Have your student pretend to be Opal and write a letter to her mother telling her all about life since moving to Naomi, Florida with her father. Letters should focus on describing the people she has met and the experiences she has had, plus whether she likes living in Naomi more now than when she first got there (and why). Teachers will be able to sense the extent to which the student read and understood the book from the letter than they produce.
For artistically inclined students... Have students imagine a map of the town of Naomi, placing different places mentioned in the book on the map. Locations are NOT clearly specified, so the student can create the map however they please. Instruct the student to include 15-20 people, places, and events from the book on the map. A person can be shown in more than one place at a time (ie: Otis at the pet store +Otis elsewhere playing music on the street).
Bud, Not Buddy by Christopher Paul Curtis is a novel about a ten year old boy named Bud who is from Flint, Michigan. It's 1936, and the motherless Bud is on the run to find out who is father is. She left clues for him on posters, and he believes that these posters will lead him to his father.
Guided Reading: Level U
Classroom Activities: Students can make character maps and create comics exploring the major themes and events using characters and props from the novel Bud, Not Buddy.

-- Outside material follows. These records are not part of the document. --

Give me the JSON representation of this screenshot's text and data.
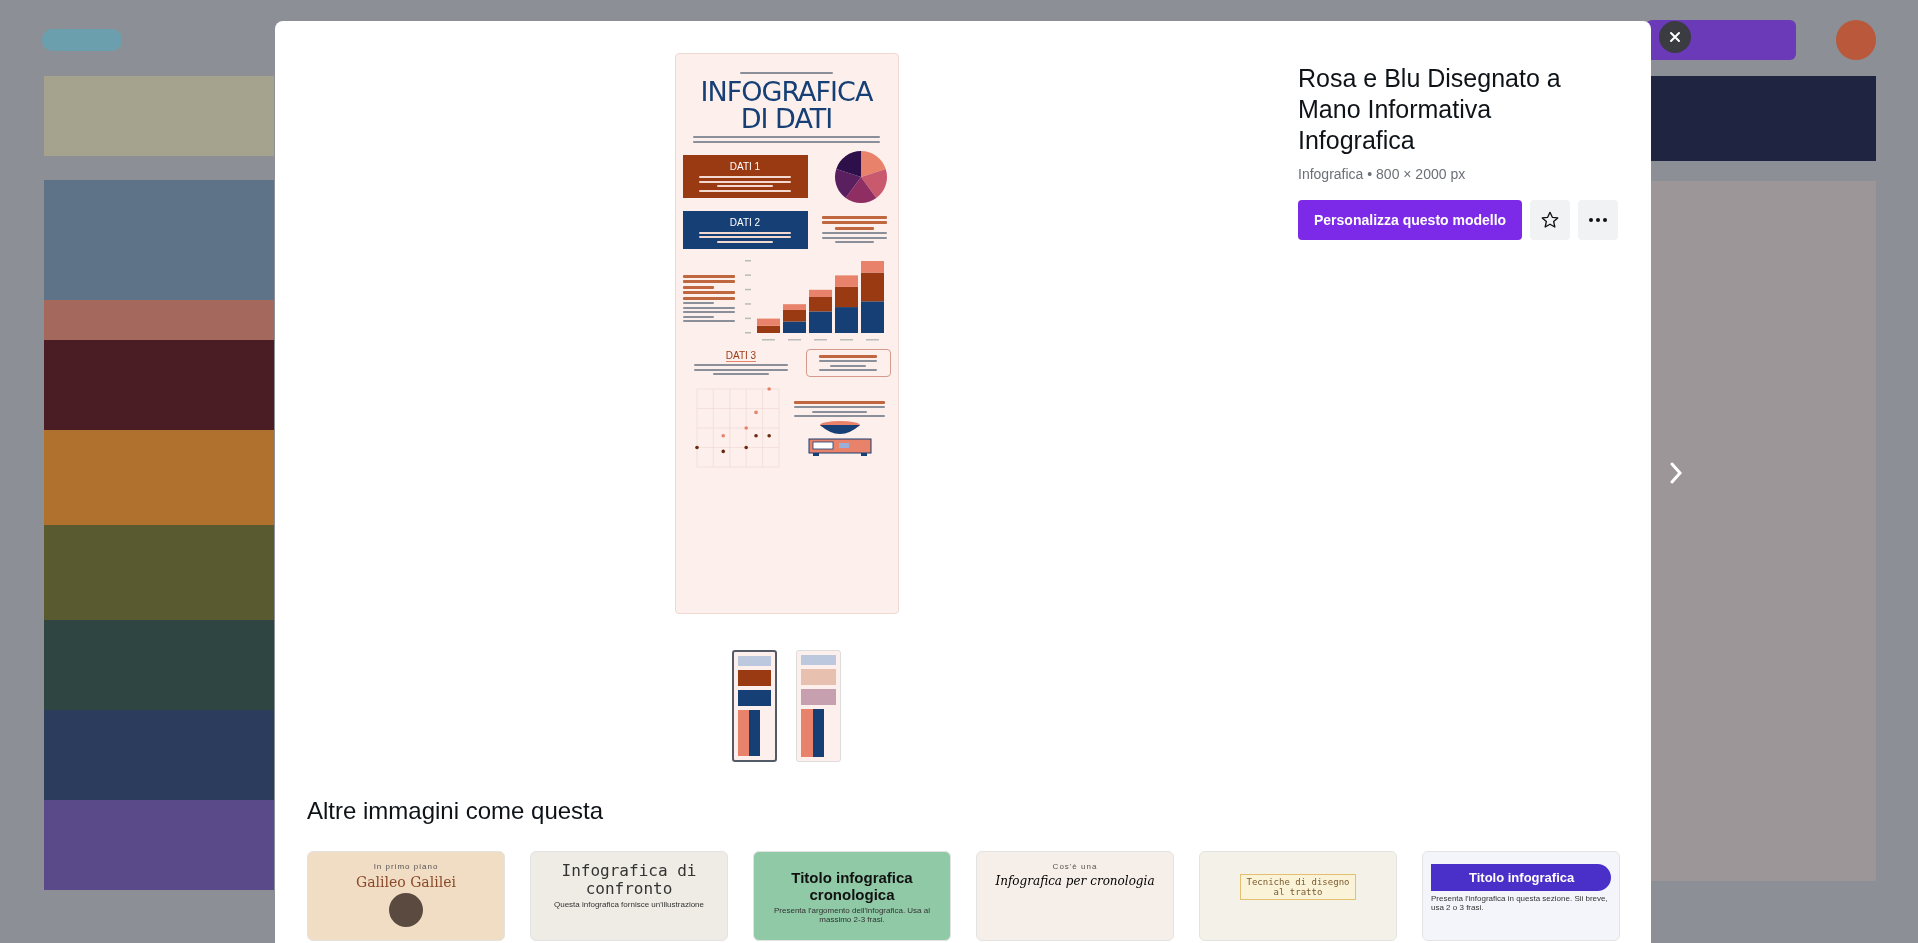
{
  "modal": {
    "preview": {
      "title": "INFOGRAFICA DI DATI",
      "headings": [
        "DATI 1",
        "DATI 2",
        "DATI 3"
      ]
    },
    "pages": [
      {
        "selected": true
      },
      {
        "selected": false
      }
    ],
    "title": "Rosa e Blu Disegnato a Mano Informativa Infografica",
    "meta": "Infografica • 800 × 2000 px",
    "customize_button": "Personalizza questo modello",
    "similar_heading": "Altre immagini come questa",
    "similar": [
      {
        "kicker": "In primo piano",
        "title": "Galileo Galilei"
      },
      {
        "title": "Infografica di confronto",
        "caption": "Questa infografica fornisce un'illustrazione"
      },
      {
        "title": "Titolo infografica cronologica",
        "caption": "Presenta l'argomento dell'infografica. Usa al massimo 2-3 frasi."
      },
      {
        "kicker": "Cos'è una",
        "title": "Infografica per cronologia"
      },
      {
        "title": "Tecniche di disegno al tratto"
      },
      {
        "title": "Titolo infografica",
        "caption": "Presenta l'infografica in questa sezione. Sii breve, usa 2 o 3 frasi."
      }
    ]
  }
}
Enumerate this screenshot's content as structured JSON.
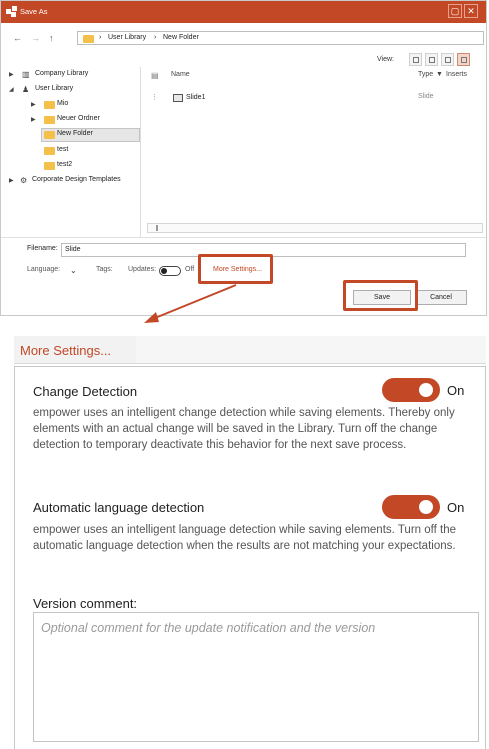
{
  "dialog": {
    "title": "Save As",
    "nav": {
      "back": "←",
      "forward": "→",
      "up": "↑"
    },
    "breadcrumb": [
      "User Library",
      "New Folder"
    ],
    "breadcrumb_sep": "›",
    "view_label": "View:",
    "tree": [
      {
        "label": "Company Library",
        "expander": "▶",
        "icon": "library-icon"
      },
      {
        "label": "User Library",
        "expander": "◢",
        "icon": "user-library-icon"
      },
      {
        "label": "Mio",
        "expander": "▶",
        "icon": "folder-icon"
      },
      {
        "label": "Neuer Ordner",
        "expander": "▶",
        "icon": "folder-icon"
      },
      {
        "label": "New Folder",
        "expander": "",
        "icon": "folder-icon",
        "selected": true
      },
      {
        "label": "test",
        "expander": "",
        "icon": "folder-icon"
      },
      {
        "label": "test2",
        "expander": "",
        "icon": "folder-icon"
      },
      {
        "label": "Corporate Design Templates",
        "expander": "▶",
        "icon": "templates-icon"
      }
    ],
    "columns": {
      "name": "Name",
      "type": "Type",
      "inserts": "Inserts"
    },
    "files": [
      {
        "name": "Slide1",
        "type": "Slide"
      }
    ],
    "filename_label": "Filename:",
    "filename_value": "Slide",
    "language_label": "Language:",
    "tags_label": "Tags:",
    "updates_label": "Updates:",
    "updates_state": "Off",
    "more_settings": "More Settings...",
    "save_button": "Save",
    "cancel_button": "Cancel"
  },
  "more_settings_panel": {
    "header": "More Settings...",
    "change_detection": {
      "title": "Change Detection",
      "state": "On",
      "description": "empower uses an intelligent change detection while saving elements. Thereby only elements with an actual change will be saved in the Library. Turn off the change detection to temporary deactivate this behavior for the next save process."
    },
    "language_detection": {
      "title": "Automatic language detection",
      "state": "On",
      "description": "empower uses an intelligent language detection while saving elements. Turn off the automatic language detection when the results are not matching your expectations."
    },
    "version_comment": {
      "label": "Version comment:",
      "placeholder": "Optional comment for the update notification and the version"
    }
  },
  "colors": {
    "accent": "#c24826",
    "toggle_on": "#c24826"
  }
}
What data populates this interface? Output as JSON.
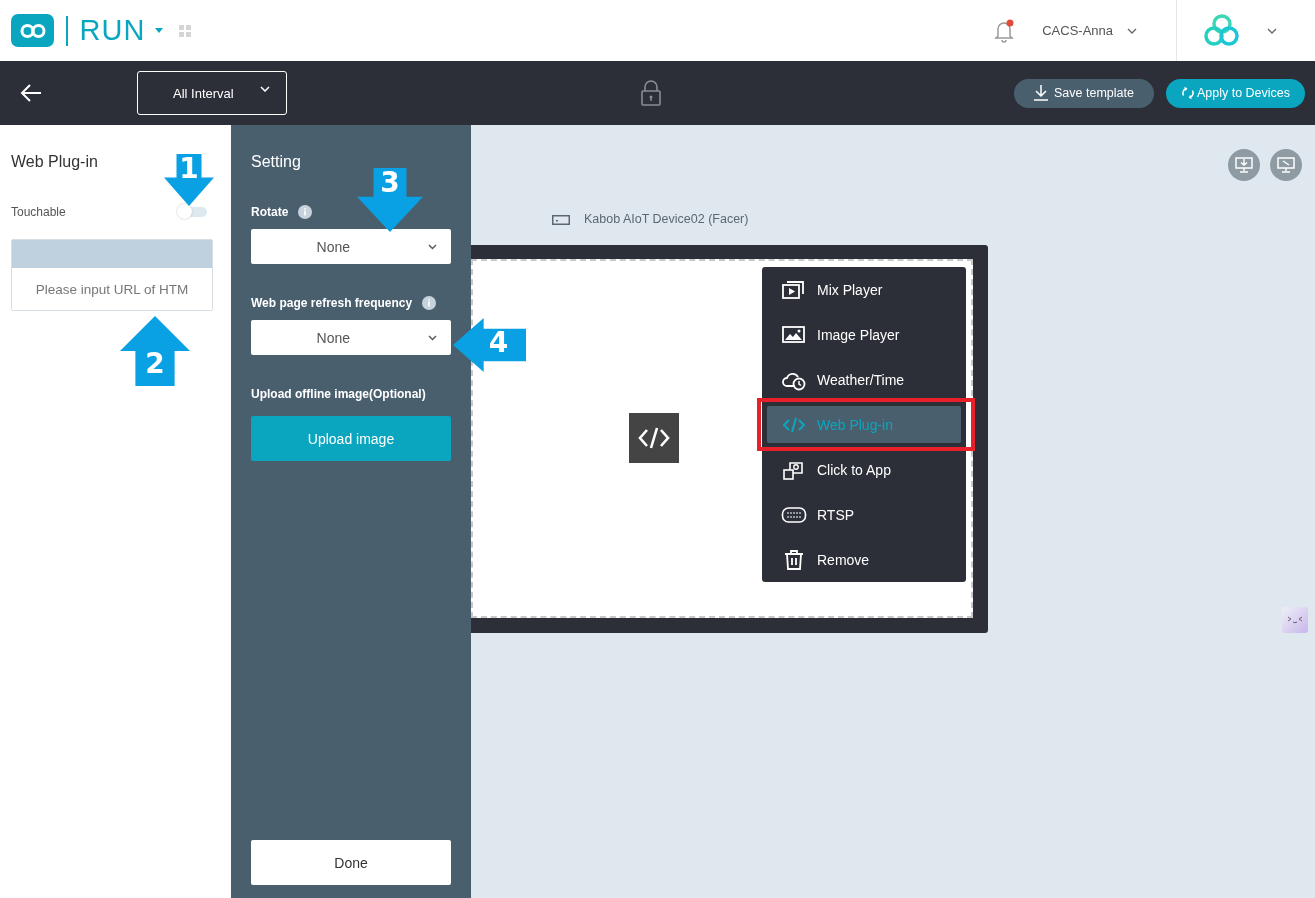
{
  "header": {
    "app_name": "RUN",
    "notification_unread": true,
    "user": "CACS-Anna"
  },
  "toolbar": {
    "interval": "All Interval",
    "buttons": [
      {
        "kind": "save",
        "label": "Save template"
      },
      {
        "kind": "apply",
        "label": "Apply to Devices"
      }
    ]
  },
  "left_panel": {
    "title": "Web Plug-in",
    "touchable": {
      "label": "Touchable",
      "on": false
    },
    "url_field": {
      "placeholder": "Please input URL of HTM"
    }
  },
  "settings": {
    "title": "Setting",
    "rotate": {
      "label": "Rotate",
      "value": "None"
    },
    "refresh": {
      "label": "Web page refresh frequency",
      "value": "None"
    },
    "upload_label": "Upload offline image(Optional)",
    "upload_button": "Upload image",
    "done_button": "Done"
  },
  "canvas": {
    "device_name": "Kabob AIoT Device02 (Facer)",
    "menu": [
      {
        "kind": "mix",
        "label": "Mix Player",
        "selected": false
      },
      {
        "kind": "image",
        "label": "Image Player",
        "selected": false
      },
      {
        "kind": "weather",
        "label": "Weather/Time",
        "selected": false
      },
      {
        "kind": "web",
        "label": "Web Plug-in",
        "selected": true
      },
      {
        "kind": "app",
        "label": "Click to App",
        "selected": false
      },
      {
        "kind": "rtsp",
        "label": "RTSP",
        "selected": false
      },
      {
        "kind": "remove",
        "label": "Remove",
        "selected": false
      }
    ]
  },
  "annotations": {
    "callouts": [
      {
        "number": "1"
      },
      {
        "number": "2"
      },
      {
        "number": "3"
      },
      {
        "number": "4"
      }
    ],
    "highlight_selected": true
  }
}
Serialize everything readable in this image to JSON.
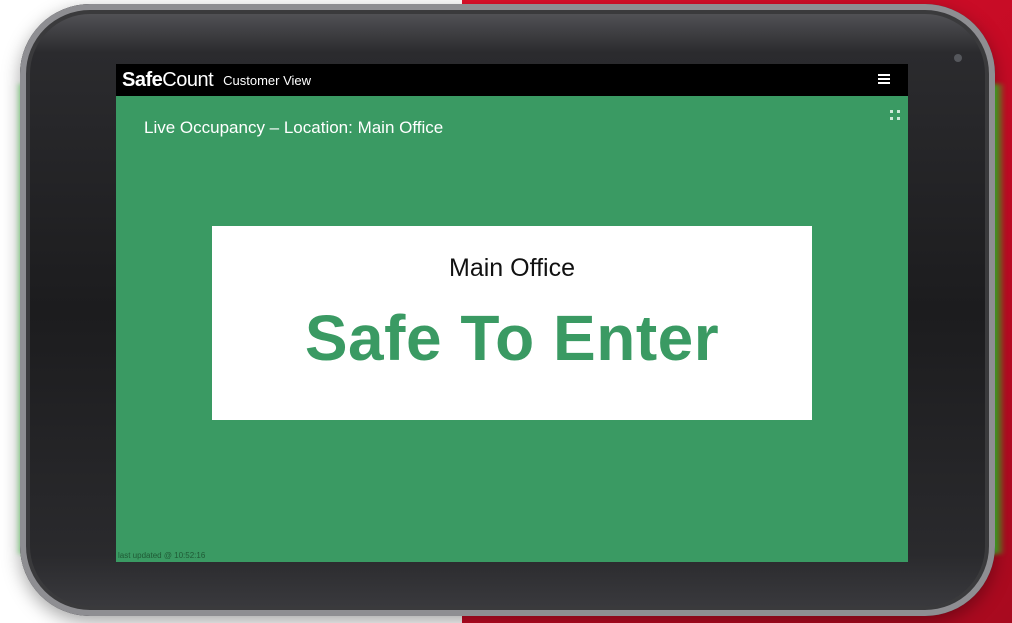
{
  "app": {
    "brand_part1": "Safe",
    "brand_part2": "Count",
    "view_label": "Customer View"
  },
  "header": {
    "live_label": "Live Occupancy – Location: Main Office"
  },
  "status_card": {
    "location": "Main Office",
    "status": "Safe To Enter"
  },
  "footer": {
    "updated_text": "last updated @ 10:52:16"
  },
  "icons": {
    "menu": "hamburger-menu-icon",
    "fullscreen": "fullscreen-icon"
  },
  "colors": {
    "screen_bg": "#3a9a63",
    "status_text": "#3a9a63",
    "glow": "#28e628",
    "brand_red": "#e0112b"
  }
}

Where the Wild Things Are by Maurice Sendak is a book about a boy who is sent to bed early for being disobedient. While in his room, his imagination runs wild, and he dreams about a new land of the Wild Things where he becomes king over creatures.
Guided Reading Level: J
Classroom Activities: During Methods Block, I tutored fourth graders and read this book to them. We played a short game that allowed them to create their own monster. The students were then asked to write a narrative story about the monster they created.
Charlotte's Web by E.B. White is a novel about a girl named Fern who adopts a pig named Wilbur. Wilbur is a runt born of a litter on Fern's father's farm. When it is announced that her father is going to kill the pig, Fern rushes forth to save it. Her father spares the pig, but only if Fern agrees to care for it. Falling in love immediately with the little pig, she feeds him regularly with a bottle, and names him Wilbur. Wilbur is Fern's constant companion until he grows big enough to be transferred to his new home in the barn of Fern's neighboring uncle. Fern is able to visit Wilbur, but is unable to see him as often. Out of boredom, Wilbur begins to befriend other animals in the barn, who often patronizingly instruct the still naïve little pig in the ways of life. His most important friend, however, turns out to be a spider named Charlotte, who occupies a web in the corner of a doorway above him. Her love for Wilbur, coupled with her ingenuity, will save Wilbur's life.
Guided Reading Level: R
Classroom Activities: Students can make a campaign poster to save Wilbur. Ask them to pay close attention to their word choice and to choose different words than E.B. White did in Charlotte’s Web.